### TRY IT
All that is needed is the line in the material below containing "Decode this image", plus every line after it, printed exactly.

### SOURCE MATERIAL
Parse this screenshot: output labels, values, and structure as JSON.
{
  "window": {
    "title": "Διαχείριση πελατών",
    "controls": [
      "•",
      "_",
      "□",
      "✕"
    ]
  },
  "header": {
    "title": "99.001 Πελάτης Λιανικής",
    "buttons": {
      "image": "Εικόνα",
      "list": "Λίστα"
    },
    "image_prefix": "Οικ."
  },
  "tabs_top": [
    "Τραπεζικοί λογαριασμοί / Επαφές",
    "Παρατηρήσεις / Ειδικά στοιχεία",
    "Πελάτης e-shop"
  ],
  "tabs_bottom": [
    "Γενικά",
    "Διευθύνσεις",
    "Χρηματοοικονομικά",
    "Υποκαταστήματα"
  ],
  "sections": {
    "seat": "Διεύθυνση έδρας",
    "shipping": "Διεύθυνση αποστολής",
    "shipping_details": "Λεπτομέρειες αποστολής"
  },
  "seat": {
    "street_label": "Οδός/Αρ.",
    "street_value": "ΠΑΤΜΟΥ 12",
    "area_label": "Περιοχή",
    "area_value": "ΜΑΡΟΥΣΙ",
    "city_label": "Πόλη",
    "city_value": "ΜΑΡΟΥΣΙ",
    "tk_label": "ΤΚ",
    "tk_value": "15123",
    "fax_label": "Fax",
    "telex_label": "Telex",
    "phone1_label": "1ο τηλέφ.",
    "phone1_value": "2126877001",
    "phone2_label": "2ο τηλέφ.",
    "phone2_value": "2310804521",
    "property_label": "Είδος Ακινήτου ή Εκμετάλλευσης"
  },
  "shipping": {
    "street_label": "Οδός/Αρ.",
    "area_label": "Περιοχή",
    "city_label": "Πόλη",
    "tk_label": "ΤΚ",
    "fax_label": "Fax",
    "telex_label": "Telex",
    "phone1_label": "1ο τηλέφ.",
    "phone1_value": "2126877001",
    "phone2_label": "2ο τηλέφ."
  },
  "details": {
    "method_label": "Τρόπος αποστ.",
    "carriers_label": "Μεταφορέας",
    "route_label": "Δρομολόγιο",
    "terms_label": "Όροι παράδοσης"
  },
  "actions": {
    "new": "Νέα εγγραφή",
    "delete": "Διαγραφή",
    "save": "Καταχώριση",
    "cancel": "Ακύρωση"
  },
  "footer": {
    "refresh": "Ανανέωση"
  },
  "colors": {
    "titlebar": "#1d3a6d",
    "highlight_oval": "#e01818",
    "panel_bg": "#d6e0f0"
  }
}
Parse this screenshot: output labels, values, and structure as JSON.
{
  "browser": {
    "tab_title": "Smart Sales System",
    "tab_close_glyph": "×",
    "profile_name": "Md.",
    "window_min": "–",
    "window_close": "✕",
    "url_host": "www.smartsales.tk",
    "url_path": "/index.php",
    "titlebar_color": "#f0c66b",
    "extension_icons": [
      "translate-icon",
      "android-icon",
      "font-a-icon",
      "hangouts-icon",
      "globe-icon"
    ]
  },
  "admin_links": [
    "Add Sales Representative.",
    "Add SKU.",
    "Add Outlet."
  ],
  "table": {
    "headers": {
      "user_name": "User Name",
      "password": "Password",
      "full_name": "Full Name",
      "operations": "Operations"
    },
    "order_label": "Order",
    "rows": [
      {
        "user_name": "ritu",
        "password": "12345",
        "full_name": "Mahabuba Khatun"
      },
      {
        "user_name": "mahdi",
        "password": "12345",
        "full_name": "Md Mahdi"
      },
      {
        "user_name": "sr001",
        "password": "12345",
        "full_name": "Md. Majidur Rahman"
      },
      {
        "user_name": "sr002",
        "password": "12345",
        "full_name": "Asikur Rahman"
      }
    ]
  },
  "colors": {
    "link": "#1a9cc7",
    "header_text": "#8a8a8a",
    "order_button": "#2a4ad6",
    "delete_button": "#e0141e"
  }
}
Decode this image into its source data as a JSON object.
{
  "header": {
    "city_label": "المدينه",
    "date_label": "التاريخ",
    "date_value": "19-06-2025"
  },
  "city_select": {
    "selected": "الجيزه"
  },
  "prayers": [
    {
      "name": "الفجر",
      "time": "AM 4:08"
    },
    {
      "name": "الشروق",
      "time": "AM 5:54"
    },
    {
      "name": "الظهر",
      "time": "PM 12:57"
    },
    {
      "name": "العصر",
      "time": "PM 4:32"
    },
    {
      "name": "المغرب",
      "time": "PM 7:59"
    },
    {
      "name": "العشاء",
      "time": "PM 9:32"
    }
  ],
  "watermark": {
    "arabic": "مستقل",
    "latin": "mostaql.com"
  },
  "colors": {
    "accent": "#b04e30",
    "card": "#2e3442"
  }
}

### OUTPUT
Decode this image into its source data as a JSON object.
{
  "header": {
    "city_label": "المدينه",
    "date_label": "التاريخ",
    "date_value": "19-06-2025"
  },
  "city_select": {
    "selected": "الجيزه"
  },
  "prayers": [
    {
      "name": "الفجر",
      "time": "AM 4:08"
    },
    {
      "name": "الشروق",
      "time": "AM 5:54"
    },
    {
      "name": "الظهر",
      "time": "PM 12:57"
    },
    {
      "name": "العصر",
      "time": "PM 4:32"
    },
    {
      "name": "المغرب",
      "time": "PM 7:59"
    },
    {
      "name": "العشاء",
      "time": "PM 9:32"
    }
  ],
  "watermark": {
    "arabic": "مستقل",
    "latin": "mostaql.com"
  },
  "colors": {
    "accent": "#b04e30",
    "card": "#2e3442"
  }
}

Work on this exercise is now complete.